Views: 10 Author: Site Editor Publish Time: 2022-01-05 Origin: Site
Liposomal glutathione is a tripeptide composed of the following amino acids: cysteine, glycine, and glutamic acid. It is called the main antioxidant in the body. It has two forms: one is oxidized state, and the other is reduced state. Reduced form (GSH) is an active state that can neutralize free radicals in the body. Liposome glutathione refers to the glutathione that encapsulates glutathione molecules in lipids through a special process. Doing so can protect glutathione and significantly increase absorption. Natural glutathione is mainly produced in our cells. However, small amounts of glutathione can be obtained from foods such as spinach, avocado, and asparagus. Cruciferous vegetables and other sulfur-containing foods can help slightly increase glutathione production. However, high-quality liposomal glutathione supplements are the best way to increase glutathione in the body.
There are many options for supplementing glutathione. These range from IV (intravenous) glutathione to different oral forms of glutathione to transdermal. Some general practitioners use intravenous glutathione, which can increase glutathione levels in a short period of time, but because intravenous injections are not performed every day, it is difficult to keep glutathione levels elevated. Clinical studies using intravenous glutathione showed a good increase in its levels, but when the intravenous treatment was stopped, glutathione dropped back to baseline levels.

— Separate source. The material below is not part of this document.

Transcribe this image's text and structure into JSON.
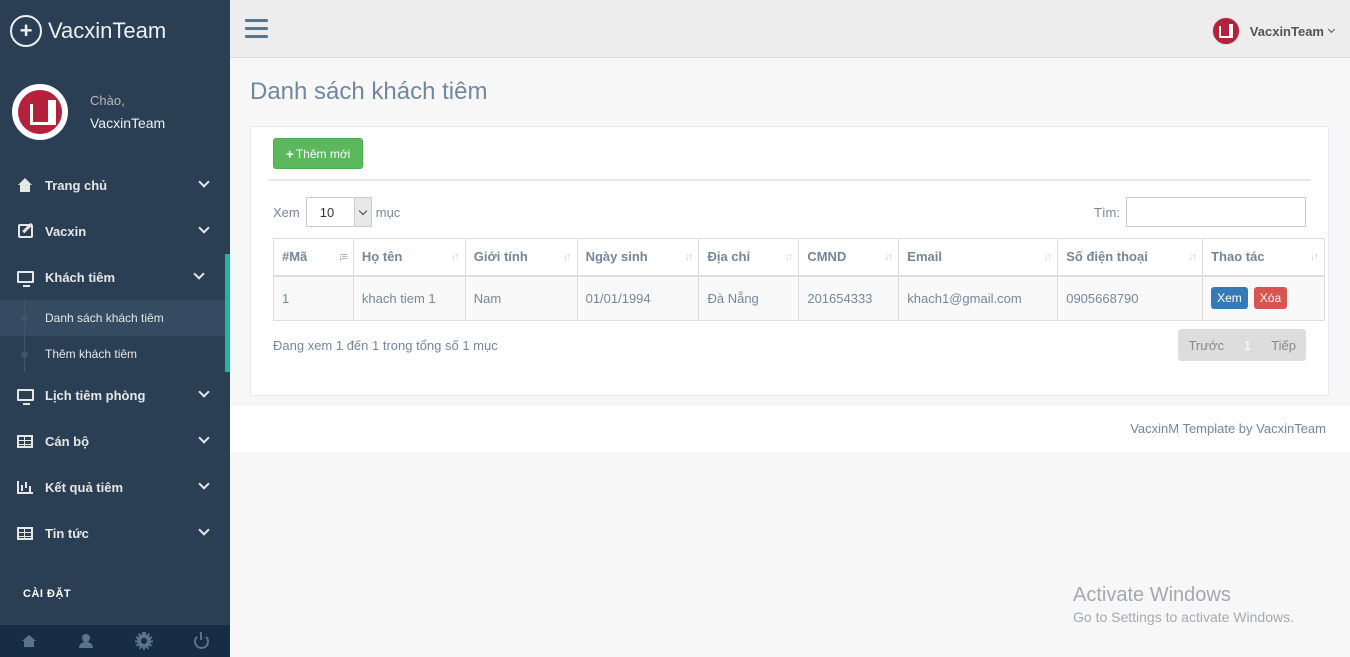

Preliminary studies on non-liposomal forms of oral glutathione did not show increased glutathione levels or decreased oxidative stress markers. Glutathione is easily converted from a reduced (active form) to an oxidized form, so it is believed that it does not remain in a reduced form during absorption from the digestive tract. Studies on the transdermal form also did not show an increase in reduced glutathione. On the other hand, many studies have shown that oral liposomal glutathione can increase reduced glutathione in the blood and reduce oxidative stress markers. The most common problem with oral glutathione is whether it is actually absorbed by the cell (intracellular).
Glutathione is known as the main antioxidant and is the main mechanism by which the body reduces oxidative stress. Oxidative stress is the result of an imbalance between free radicals and antioxidants. Excessive oxidative stress can adversely affect many body mechanisms, including energy production, cognitive function, immune function, inflammation, and detoxification. Glutathione also plays a role in circulating other antioxidants such as vitamin C and vitamin E. Since glutathione contains cysteine, it also plays a role in transporting this amino acid throughout the body to achieve different metabolic functions.
Detoxification of endogenous and environmental toxins is another important function of glutathione in the body. Due to its role in detoxification, there is a large amount of glutathione in the liver. The content of reduced or active glutathione (GSH) in liver cells may be 10 times that of other cells. What is less known is that the lungs also contain large amounts of glutathione. The epithelial cells on the lining of the lung secrete glutathione, which helps gas exchange.
Mitochondria are the producers of cellular energy or ATP in the body. They are very susceptible to damage from free radicals. Glutathione acts as an antioxidant to support mitochondria, including mitochondrial DNA that is highly susceptible to oxidative stress damage. Therefore, glutathione has the effect of maintaining energy production in the body.
One of the other functions of glutathione is to promote healthy natural killer cell function. It also has the role of supporting T cell function. By increasing T cells, it increases the production of cytokines that support the immune system. A recently published study showed that liposomal glutathione has a profound effect on the function of natural killer cells (the front line of the immune system).